Batman: Earth One
Geoff Johns, Gary Frank, Jon Sibal (Does he give everyone the weird teeth in Gary Frank comics?), Brad Anderson, Rob Leigh. Batman created by Bob Kane & Bill Finger
DC Comics, 2012
This reads like Geoff Johns notebook of ideas for what to do with Batman after Christopher Nolan leaves. He might be able to have one or two more of these books out by the time Warner decides it’s time to reboot and he can go, “here you go, make this.” What Johns does well, what he has always done well, is reset character concepts and tighten up connections. His universes are pretty internally airtight. His stories in the long term unfurl with clockwork precision, new information at the right time. It is his actual issue to issue storytelling that has been a problem since he quit The Flash the first time. Given the expanse of pages in Earth One you’d hope he could surmount this problem. Not so. Page after page I was agreeing with the resets of characters and base ideas he was putting out, “that’s a good idea, that’s a good idea, that’s a smart choice” ideas I could only acknowledge contrasted against what I knew already because I read Batman comics. I can’t help, I always do this, but to think how a new fan would read this. If the fan doesn’t know what new ideas are being brought to the table it just leaves the story. This is the story of Batman and some cops fighting a body-builder child molester and the mayor. It’s a little boring and badly paced. A lot of short scenes that needed more space and long scenes that could’ve been clipped, the Arkham stuff was odd and then easily dismissed, the “fight” between Alfred and Bruce could have been much shorter…I don’t think the new fan would like this. Especially in a world where Batman: Year One exists. Tell them to read that.
This and “Amazing Spider-Man” had a lot of structural similarities I realized after I put it down. The difference between why I loved that and was lukewarm to this was that it, Spider-Man, had rounded out it characters as a trade-off to the plots it had left for resolution later, and Batman: Earth One doesn’t. Amazing had a plot we’d seen so many times before but characters that were enjoyable and a story that clipped along. Earth One, it’s just positioning of characters into modified roles or starting them in modified roles and getting them closer to their regular roles and that’s not a story. That’s a plot and character descriptions. It’s an idea notebook.

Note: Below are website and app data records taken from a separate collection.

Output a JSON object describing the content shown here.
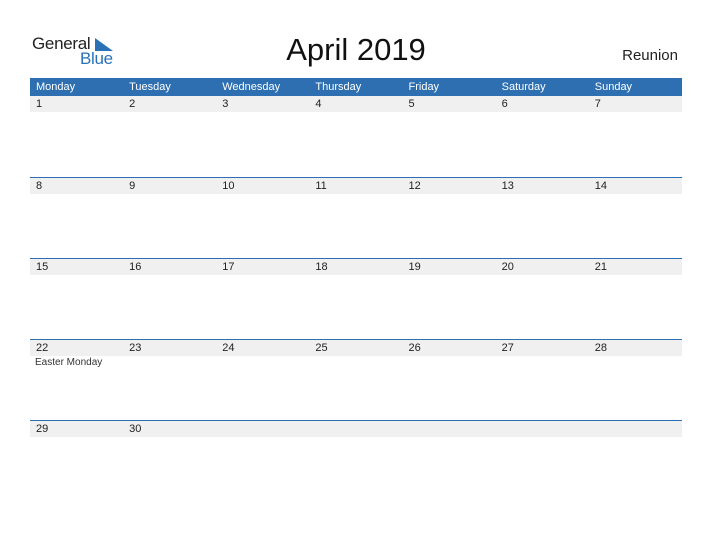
{
  "logo": {
    "word1": "General",
    "word2": "Blue"
  },
  "title": "April 2019",
  "region": "Reunion",
  "colors": {
    "accent": "#2d6fb1",
    "row_bg": "#f0f0f0"
  },
  "weekdays": [
    "Monday",
    "Tuesday",
    "Wednesday",
    "Thursday",
    "Friday",
    "Saturday",
    "Sunday"
  ],
  "weeks": [
    {
      "days": [
        "1",
        "2",
        "3",
        "4",
        "5",
        "6",
        "7"
      ],
      "events": [
        "",
        "",
        "",
        "",
        "",
        "",
        ""
      ]
    },
    {
      "days": [
        "8",
        "9",
        "10",
        "11",
        "12",
        "13",
        "14"
      ],
      "events": [
        "",
        "",
        "",
        "",
        "",
        "",
        ""
      ]
    },
    {
      "days": [
        "15",
        "16",
        "17",
        "18",
        "19",
        "20",
        "21"
      ],
      "events": [
        "",
        "",
        "",
        "",
        "",
        "",
        ""
      ]
    },
    {
      "days": [
        "22",
        "23",
        "24",
        "25",
        "26",
        "27",
        "28"
      ],
      "events": [
        "Easter Monday",
        "",
        "",
        "",
        "",
        "",
        ""
      ]
    },
    {
      "days": [
        "29",
        "30",
        "",
        "",
        "",
        "",
        ""
      ],
      "events": [
        "",
        "",
        "",
        "",
        "",
        "",
        ""
      ]
    }
  ]
}
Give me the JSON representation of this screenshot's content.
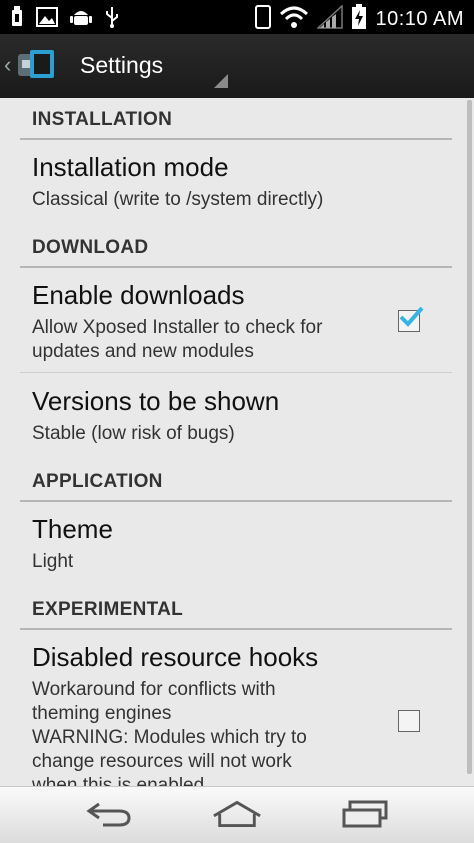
{
  "status_bar": {
    "time": "10:10 AM",
    "icons_left": [
      "usb-icon",
      "image-icon",
      "android-icon",
      "usb-symbol-icon"
    ],
    "icons_right": [
      "phone-icon",
      "wifi-icon",
      "signal-icon",
      "battery-charging-icon"
    ]
  },
  "action_bar": {
    "title": "Settings",
    "app_icon": "xposed-installer-icon",
    "back_icon": "chevron-left-icon"
  },
  "sections": {
    "installation": {
      "header": "INSTALLATION",
      "items": [
        {
          "title": "Installation mode",
          "summary": "Classical (write to /system directly)"
        }
      ]
    },
    "download": {
      "header": "DOWNLOAD",
      "items": [
        {
          "title": "Enable downloads",
          "summary": "Allow Xposed Installer to check for\nupdates and new modules",
          "checked": true
        },
        {
          "title": "Versions to be shown",
          "summary": "Stable (low risk of bugs)"
        }
      ]
    },
    "application": {
      "header": "APPLICATION",
      "items": [
        {
          "title": "Theme",
          "summary": "Light"
        }
      ]
    },
    "experimental": {
      "header": "EXPERIMENTAL",
      "items": [
        {
          "title": "Disabled resource hooks",
          "summary": "Workaround for conflicts with\ntheming engines\nWARNING: Modules which try to\nchange resources will not work\nwhen this is enabled",
          "checked": false
        }
      ]
    }
  },
  "nav_bar": {
    "buttons": [
      "back-icon",
      "home-icon",
      "recent-apps-icon"
    ]
  },
  "colors": {
    "background": "#e9e9e9",
    "action_bar": "#222222",
    "checkbox_accent": "#33b5e5",
    "header_text": "#333333"
  }
}
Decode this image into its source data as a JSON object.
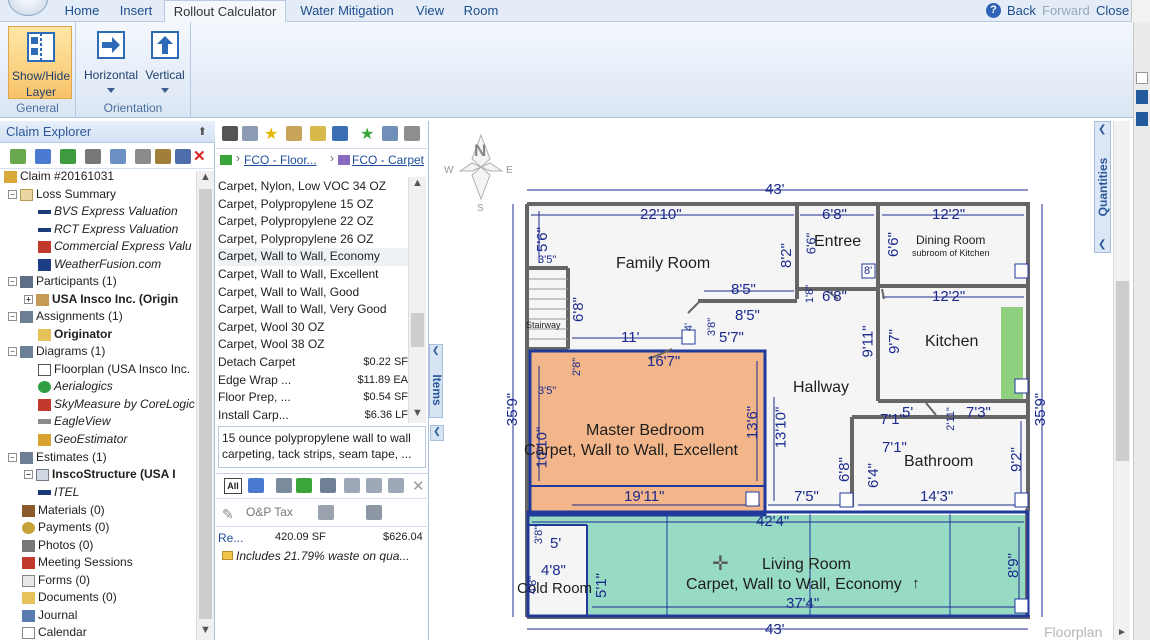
{
  "menu": {
    "tabs": [
      "Home",
      "Insert",
      "Rollout Calculator",
      "Water Mitigation",
      "View",
      "Room"
    ],
    "back": "Back",
    "forward": "Forward",
    "close": "Close"
  },
  "ribbon": {
    "general": {
      "show_hide_line1": "Show/Hide",
      "show_hide_line2": "Layer",
      "label": "General"
    },
    "orientation": {
      "horizontal": "Horizontal",
      "vertical": "Vertical",
      "label": "Orientation"
    }
  },
  "explorer": {
    "title": "Claim Explorer",
    "tree": [
      "Claim #20161031",
      "Loss Summary",
      "BVS Express Valuation",
      "RCT Express Valuation",
      "Commercial Express Valu",
      "WeatherFusion.com",
      "Participants (1)",
      "USA Insco Inc. (Origin",
      "Assignments (1)",
      "Originator",
      "Diagrams (1)",
      "Floorplan (USA Insco Inc.",
      "Aerialogics",
      "SkyMeasure by CoreLogic",
      "EagleView",
      "GeoEstimator",
      "Estimates (1)",
      "InscoStructure (USA I",
      "ITEL",
      "Materials (0)",
      "Payments (0)",
      "Photos (0)",
      "Meeting Sessions",
      "Forms (0)",
      "Documents (0)",
      "Journal",
      "Calendar"
    ]
  },
  "items_panel": {
    "breadcrumb_1": "FCO - Floor...",
    "breadcrumb_2": "FCO - Carpet",
    "items": [
      {
        "name": "Carpet, Nylon, Low VOC 34 OZ",
        "price": ""
      },
      {
        "name": "Carpet, Polypropylene 15 OZ",
        "price": ""
      },
      {
        "name": "Carpet, Polypropylene 22 OZ",
        "price": ""
      },
      {
        "name": "Carpet, Polypropylene 26 OZ",
        "price": ""
      },
      {
        "name": "Carpet, Wall to Wall, Economy",
        "price": ""
      },
      {
        "name": "Carpet, Wall to Wall, Excellent",
        "price": ""
      },
      {
        "name": "Carpet, Wall to Wall, Good",
        "price": ""
      },
      {
        "name": "Carpet, Wall to Wall, Very Good",
        "price": ""
      },
      {
        "name": "Carpet, Wool 30 OZ",
        "price": ""
      },
      {
        "name": "Carpet, Wool 38 OZ",
        "price": ""
      },
      {
        "name": "Detach Carpet",
        "price": "$0.22 SF"
      },
      {
        "name": "Edge Wrap ...",
        "price": "$11.89 EA"
      },
      {
        "name": "Floor Prep, ...",
        "price": "$0.54 SF"
      },
      {
        "name": "Install Carp...",
        "price": "$6.36 LF"
      }
    ],
    "description": "15 ounce polypropylene wall to wall carpeting, tack strips, seam tape, ...",
    "side_tab": "Items",
    "opt_tax": "O&P Tax",
    "line_item": {
      "name": "Re...",
      "qty": "420.09 SF",
      "total": "$626.04"
    },
    "waste_note": "Includes 21.79% waste on qua..."
  },
  "floorplan": {
    "compass": [
      "N",
      "S",
      "E",
      "W"
    ],
    "rooms": {
      "family_room": "Family Room",
      "entree": "Entree",
      "dining_room": "Dining Room",
      "dining_sub": "subroom of Kitchen",
      "kitchen": "Kitchen",
      "hallway": "Hallway",
      "master_bedroom": "Master Bedroom",
      "master_carpet": "Carpet, Wall to Wall, Excellent",
      "bathroom": "Bathroom",
      "living_room": "Living Room",
      "living_carpet": "Carpet, Wall to Wall, Economy",
      "cold_room": "Cold Room",
      "stairway": "Stairway"
    },
    "dims": [
      "43'",
      "22'10\"",
      "6'8\"",
      "12'2\"",
      "5'6\"",
      "8'2\"",
      "6'6\"",
      "6'6\"",
      "8'5\"",
      "1'8\"",
      "6'8\"",
      "12'2\"",
      "8'5\"",
      "6'8\"",
      "11'",
      "5'7\"",
      "3'8\"",
      "4'",
      "9'11\"",
      "9'7\"",
      "16'7\"",
      "2'8\"",
      "13'6\"",
      "13'10\"",
      "10'10\"",
      "7'1\"",
      "5'",
      "7'3\"",
      "2'11\"",
      "7'1\"",
      "6'8\"",
      "6'4\"",
      "9'2\"",
      "19'11\"",
      "7'5\"",
      "14'3\"",
      "42'4\"",
      "5'",
      "3'8\"",
      "4'8\"",
      "4'8\"",
      "5'1\"",
      "37'4\"",
      "8'9\"",
      "43'",
      "35'9\"",
      "35'9\"",
      "3'5\"",
      "3'5\"",
      "8'"
    ],
    "footer": "Floorplan",
    "quantities_tab": "Quantities"
  }
}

It’s a bad comic book with character ideas used better elsewhere.
-Daniel Von Egidy, 2012